Medical Sociologist Walter Wardwell Dies At 86

Walter Wardwell, professor emeritus of sociology, died March 14 after a long illness. He was 86.

A resident of Storrs, Wardwell joined the UConn faculty in 1949 and retired in 1985.

Arnold Dashefsky, sociology professor and head of the University’s Judaic Studies Center, says he feels “a profound loss. Walter Wardwell’s passing represents a passing of a generation who were responsible for the growth of the department after World War II.”

Mark Abrahamson, professor of sociology and department head from 1976 to 1981, describes Wardwell as “very dedicated and highly professional. He worked hard at his craft, and always found time to assist students.”

Wardwell conducted medical sociological research. Sociology professor Robert Broadhead describes him as a pioneer in the field, especially in the study of limited marginal, and ancillary medical occupations and fields. He was particularly interested in chiropractic health care, and wrote a history of the profession.

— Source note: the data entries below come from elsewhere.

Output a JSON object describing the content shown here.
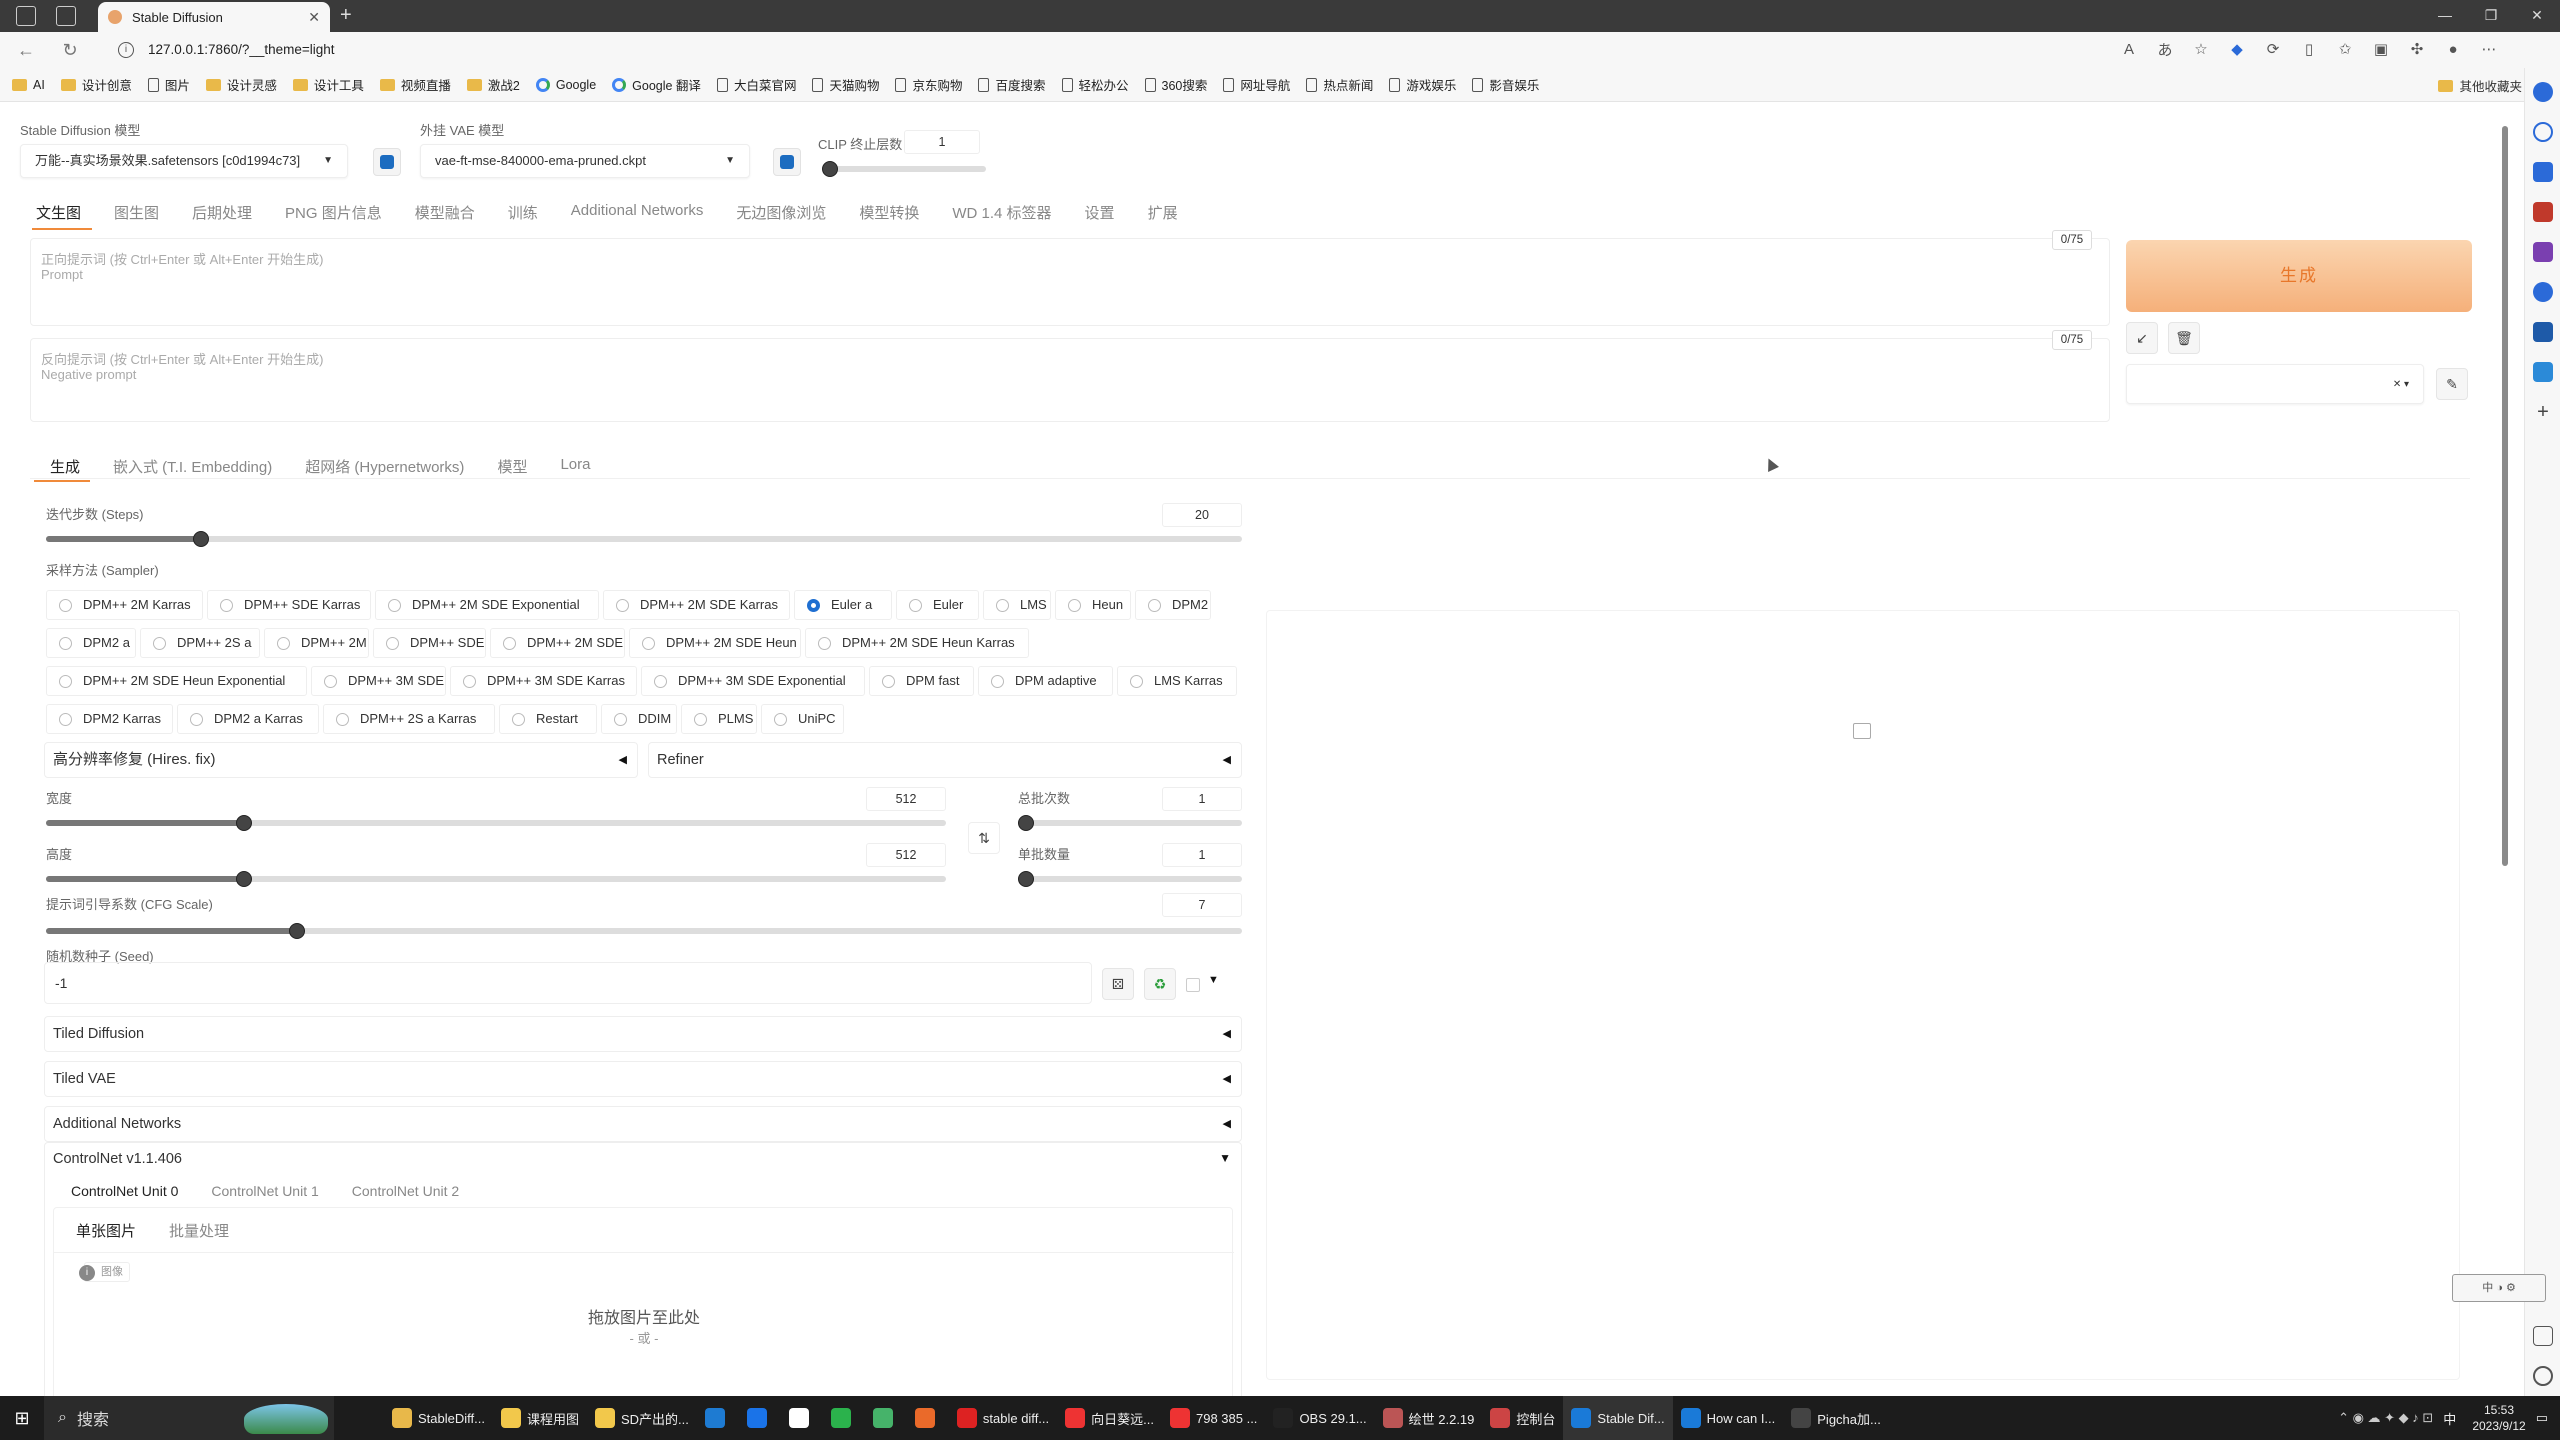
{
  "browser": {
    "tab_title": "Stable Diffusion",
    "url": "127.0.0.1:7860/?__theme=light",
    "bookmarks": [
      "AI",
      "设计创意",
      "图片",
      "设计灵感",
      "设计工具",
      "视频直播",
      "激战2",
      "Google",
      "Google 翻译",
      "大白菜官网",
      "天猫购物",
      "京东购物",
      "百度搜索",
      "轻松办公",
      "360搜索",
      "网址导航",
      "热点新闻",
      "游戏娱乐",
      "影音娱乐"
    ],
    "bookmarks_other": "其他收藏夹"
  },
  "top": {
    "model_label": "Stable Diffusion 模型",
    "model_value": "万能--真实场景效果.safetensors [c0d1994c73]",
    "vae_label": "外挂 VAE 模型",
    "vae_value": "vae-ft-mse-840000-ema-pruned.ckpt",
    "clip_label": "CLIP 终止层数",
    "clip_value": "1",
    "clip_fraction": 0.0
  },
  "main_tabs": [
    "文生图",
    "图生图",
    "后期处理",
    "PNG 图片信息",
    "模型融合",
    "训练",
    "Additional Networks",
    "无边图像浏览",
    "模型转换",
    "WD 1.4 标签器",
    "设置",
    "扩展"
  ],
  "prompt": {
    "positive_placeholder": "正向提示词 (按 Ctrl+Enter 或 Alt+Enter 开始生成)",
    "positive_sub": "Prompt",
    "positive_count": "0/75",
    "negative_placeholder": "反向提示词 (按 Ctrl+Enter 或 Alt+Enter 开始生成)",
    "negative_sub": "Negative prompt",
    "negative_count": "0/75"
  },
  "generate_label": "生成",
  "sub_tabs": [
    "生成",
    "嵌入式 (T.I. Embedding)",
    "超网络 (Hypernetworks)",
    "模型",
    "Lora"
  ],
  "steps": {
    "label": "迭代步数 (Steps)",
    "value": "20",
    "fraction": 0.13
  },
  "sampler": {
    "label": "采样方法 (Sampler)",
    "selected": "Euler a",
    "rows": [
      [
        "DPM++ 2M Karras",
        "DPM++ SDE Karras",
        "DPM++ 2M SDE Exponential",
        "DPM++ 2M SDE Karras",
        "Euler a",
        "Euler",
        "LMS",
        "Heun",
        "DPM2"
      ],
      [
        "DPM2 a",
        "DPM++ 2S a",
        "DPM++ 2M",
        "DPM++ SDE",
        "DPM++ 2M SDE",
        "DPM++ 2M SDE Heun",
        "DPM++ 2M SDE Heun Karras"
      ],
      [
        "DPM++ 2M SDE Heun Exponential",
        "DPM++ 3M SDE",
        "DPM++ 3M SDE Karras",
        "DPM++ 3M SDE Exponential",
        "DPM fast",
        "DPM adaptive",
        "LMS Karras"
      ],
      [
        "DPM2 Karras",
        "DPM2 a Karras",
        "DPM++ 2S a Karras",
        "Restart",
        "DDIM",
        "PLMS",
        "UniPC"
      ]
    ]
  },
  "hires": {
    "label": "高分辨率修复 (Hires. fix)"
  },
  "refiner": {
    "label": "Refiner"
  },
  "width": {
    "label": "宽度",
    "value": "512",
    "fraction": 0.22
  },
  "height": {
    "label": "高度",
    "value": "512",
    "fraction": 0.22
  },
  "batch_count": {
    "label": "总批次数",
    "value": "1",
    "fraction": 0.0
  },
  "batch_size": {
    "label": "单批数量",
    "value": "1",
    "fraction": 0.0
  },
  "cfg": {
    "label": "提示词引导系数 (CFG Scale)",
    "value": "7",
    "fraction": 0.21
  },
  "seed": {
    "label": "随机数种子 (Seed)",
    "value": "-1"
  },
  "accordions": [
    "Tiled Diffusion",
    "Tiled VAE",
    "Additional Networks"
  ],
  "controlnet": {
    "label": "ControlNet v1.1.406",
    "units": [
      "ControlNet Unit 0",
      "ControlNet Unit 1",
      "ControlNet Unit 2"
    ],
    "modes": [
      "单张图片",
      "批量处理"
    ],
    "image_badge": "图像",
    "drop_text": "拖放图片至此处",
    "or_text": "- 或 -"
  },
  "taskbar": {
    "search": "搜索",
    "items": [
      "StableDiff...",
      "课程用图",
      "SD产出的...",
      "stable diff...",
      "向日葵远...",
      "798 385 ...",
      "OBS 29.1...",
      "绘世 2.2.19",
      "控制台",
      "Stable Dif...",
      "How can I...",
      "Pigcha加..."
    ],
    "time": "15:53",
    "date": "2023/9/12"
  },
  "colors": {
    "accent": "#f08a3a",
    "generate_bg": "#f5b07a",
    "radio_selected": "#1f6fd1"
  }
}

Broadhead adds that for years Wardwell “sustained a working relationship between the sociology department and UConn’s medical school and Department of Community Medicine and Health Care, which resulted in many sociology graduate students specializing in medical sociology.”

Wardwell was a founding member of the ASA’s Medical Sociology section. His many awards include the Medal de Chevalier for Arts and Letters from the Republic of France.

He graduated from Harvard University in 1940 with a major in philosophy. He began active service in the army that year, serving in North Africa and Italy during World War II. He was in the Army Reserves for many years, retiring from the military as a colonel. He earned a doctorate in sociology from Harvard in 1951.

Wardwell was on the first advisory board of Edwin O. Smith High School and the Council on Aging for the Town of Mansfield. For many years, he was active in the University Senate and on other University-wide committees.

He also enjoyed downhill skiing, languages, and music, and played the violin and piano.

He is survived by his wife of 60 years, Elizabeth; three children, eight grandchildren and two great grandchildren.

A memorial service was held March 19 at Storrs Congregational Church. Memorial donations may be made to the Mansfield Center for Nursing and Rehabilitation, 100 Warren Circle, Storrs, CT 06268. Visit for an online memorial guestbook.